A lengthy Daily Mail headline screamed “Landed with an Asbo, the Prada-loving Pigeon Lady of Pimlico: She’s banned from feeding the birds near her £750,000 home.”
Nadia Lee was given an Anti-Social Behaviour Order, applied for by Westminster Council, to prevent her from feeding birds in her local area for the next three years. For the past two decades it was reported that Ms Lee had been filling a pram laden with tubs of grain to feed pigeons.
The problem with overfeeding birds or leaving out grain overnight is that when the pigeons return to their nests in the evening, rodents creep out and feast on the rest of the bird seed. Once rats and mice discover a regular food source they know they are onto a good thing and are understandably reluctant to leave.
Feeding birds throughout winter can help birds to survive when food may be scarce but make sure you use a rodent proof bird feeder or ensure that the grain is off the ground and inaccessible to rodents. Bear in mind that brown rats can jump vertically more than 77cm and 120cm horizontally and mice can scale any rough surface.
Leaving out too much bird food in an exposed place can cause the seed to go moldy, which may make birds ill. Also make sure you store bird food in a sealed container. The Indian Meal Moth commonly enters homes via bird seed. If you are unsure of how often and what to feed wild birds the RSPB offers some great advice here.
When feeding birds in a public place it’s important to take note of by-laws. My local park has requested that the ducks are no longer fed with bread, only grain. In 2003 a by-law was passed which made it an offense to feed the birds at Trafalgar Square and hawking was introduced to deter pigeons. At the sight of a hawk the terrified pigeons scatter across London to avoid becoming lunch, keeping the square free of diseases such as Ornithosis and Salmonella.
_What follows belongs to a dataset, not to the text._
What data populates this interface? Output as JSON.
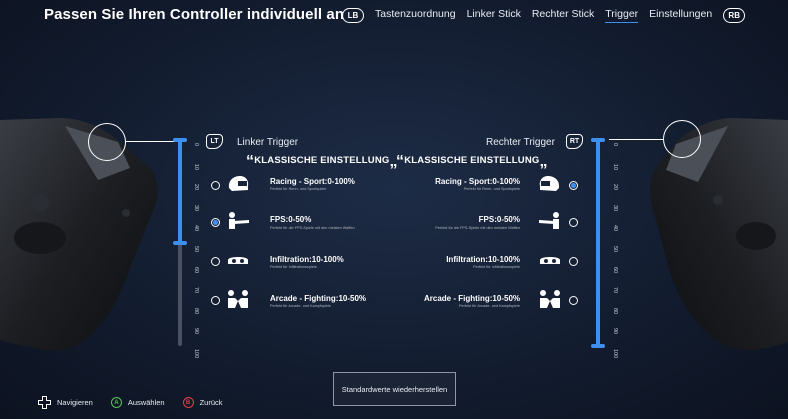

Before feeding the birds this winter be sure to observe the law or it could cost you far more than tuppence a bag.